One of the five South African companies to go through the program, Pineapple, shared its learnings on valuing a startup in Africa. Founder Marnus van Heerden says the program gave Pineapple insight into how startups should be valuing themselves, reflecting that South African companies tend to value themselves beyond the 5% acquisition threshold of the largest organisations in any given field. He argues that if a startup is going to be bought, the company doing the buying will look to spend a maximum of 5% of its overall value and/or market share in that space. The program, van Heerden says, helped give Pineapple a global perspective on this important issue.
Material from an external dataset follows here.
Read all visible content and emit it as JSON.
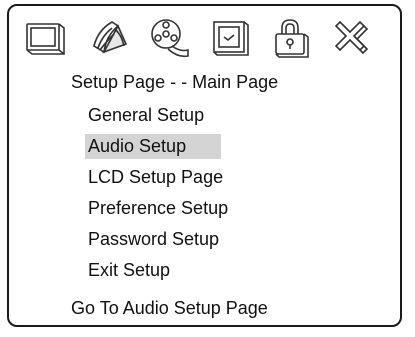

For most startups, a standout part of participating in the Google Launchpad Africa classes was working with mentors, not only because of the global nature of the mentors, but because the accelerator takes a holistic approach and looks at all aspects of the start up – from people, to tech, to business processes.
As Preeva team member Améry Winter put it: “We thought we had a tech business and needed to solve our tech problems. After the first few days at Launchpad we were asking if we actually had a viable business at all. Going through the program and working with our mentors helped us realise the problems we had weren’t tech problems, they were business problems, and as a result we’ve been able to fix these issues and grow.”
Voyc.ai founder Lethabo Motsoaledi commented that the input the mentors provided was invaluable to her business as well. She says her company was able to get actionable feedback from mentors and implement it immediately.
The five South African companies that have graduated so far operate in the agritech (swiftVEE), fintech (Pineapple), edutech (Preeva and Zomila) and customer experience (Voyc.ai) sectors. Aside from the tech mentorship, they all agreed the program enabled them to connect with other entrepreneurs who could share expertise and market insights, and potentially facilitate access to other African markets as well.
Since graduating, Pineapple has expanded its product offering in South Africa and has spent the last few months working with a global partner to offer its services in the US. Voyc.ai is currently in public beta, and is working with 11 large call centres in South Africa. SwiftVee has sold the first bulls online in South Africa using streaming video Webcast, and just recently won an award from the FAO (United Nations) this year as the best E-Agriculture Platform. The company has also just completed a funding round.
Google’s first regionally-based startup accelerator program, Launchpad Accelerator Africa runs out of a dedicated space in Lagos. Announced in 2017, Google has committed to training 60 African startups over 3 years, representing over $3-million in equity-free support, working space, and access to expert advisers from Google, Silicon Valley, and Africa. Participants also receive travel and PR support during each three-month programme.